Australia has an ageing population. Melbourne is projected to have about 1 million people aged 65 years in 2031. Rosebud, Croydon, and Bentleigh are among the oldest suburbs in Melbourne. Ageing population can have many social and economic impacts in long term including shrinking workforce, increase in spending on health care, decrease in spending on consumer goods, etc. Older residents also have mobility limitations due to declining health conditions and functional impairments. In contrast, Millennials are also changing the face of the city. Parkville, Carlton, and City of Melbourne are among the suburbs with the lowest median ages. Studies have also shown that Millennials are more inclined toward an urban life style, more multimodal, and less likely to drive their own car.
A key component of every household economic wellbeing is income. According to the Australian Bureau of Statistics, housing, food and non-alcoholic beverages, and transport costs account for the highest household expenditure. In 2011, the median total income of a Melbournian household was $1,326 per week. Studies have shown that gentrification has become a significant factor, influencing housing costs, in some areas of Melbourne like Yarraville and Richmond. Understanding spatial distribution of household income and its change over time has great implication in city planning.
Australia has one of the most diverse population in the world. In 2011, over one in four of Australia's population were born overseas. Melbourne is the home for one of the world’s most culturally diverse communities. It is important to investigate spatial diversity or segregation patterns in cities in order to improve ethnic equity. Spatial patterns of ethnicity combined with income, employment opportunities, and health could reveal valuable insights on the socio-economic fabric of a society.
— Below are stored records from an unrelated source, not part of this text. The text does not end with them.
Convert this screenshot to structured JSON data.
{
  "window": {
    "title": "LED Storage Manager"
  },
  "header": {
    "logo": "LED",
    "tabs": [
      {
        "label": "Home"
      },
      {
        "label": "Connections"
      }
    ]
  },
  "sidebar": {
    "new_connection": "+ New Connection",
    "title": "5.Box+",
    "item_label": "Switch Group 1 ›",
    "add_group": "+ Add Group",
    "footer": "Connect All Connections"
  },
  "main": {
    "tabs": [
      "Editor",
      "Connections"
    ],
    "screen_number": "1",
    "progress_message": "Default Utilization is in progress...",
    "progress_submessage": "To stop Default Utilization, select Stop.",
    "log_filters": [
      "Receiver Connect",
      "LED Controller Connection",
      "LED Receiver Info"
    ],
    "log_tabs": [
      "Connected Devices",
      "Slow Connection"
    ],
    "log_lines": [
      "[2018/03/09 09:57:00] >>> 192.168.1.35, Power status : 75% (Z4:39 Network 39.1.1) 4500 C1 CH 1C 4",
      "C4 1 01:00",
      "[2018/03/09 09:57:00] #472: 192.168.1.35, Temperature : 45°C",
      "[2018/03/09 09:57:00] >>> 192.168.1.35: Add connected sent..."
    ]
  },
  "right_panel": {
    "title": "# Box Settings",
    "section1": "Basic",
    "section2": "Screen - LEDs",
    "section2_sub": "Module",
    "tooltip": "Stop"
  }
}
Developed at City Science research group at Monash University by Dr. Meead Saberi and Xianghui Hong in collaboration with Prof. Majid Sarvi, Prof. Kim Marriott, and Dr. Tim Dwyer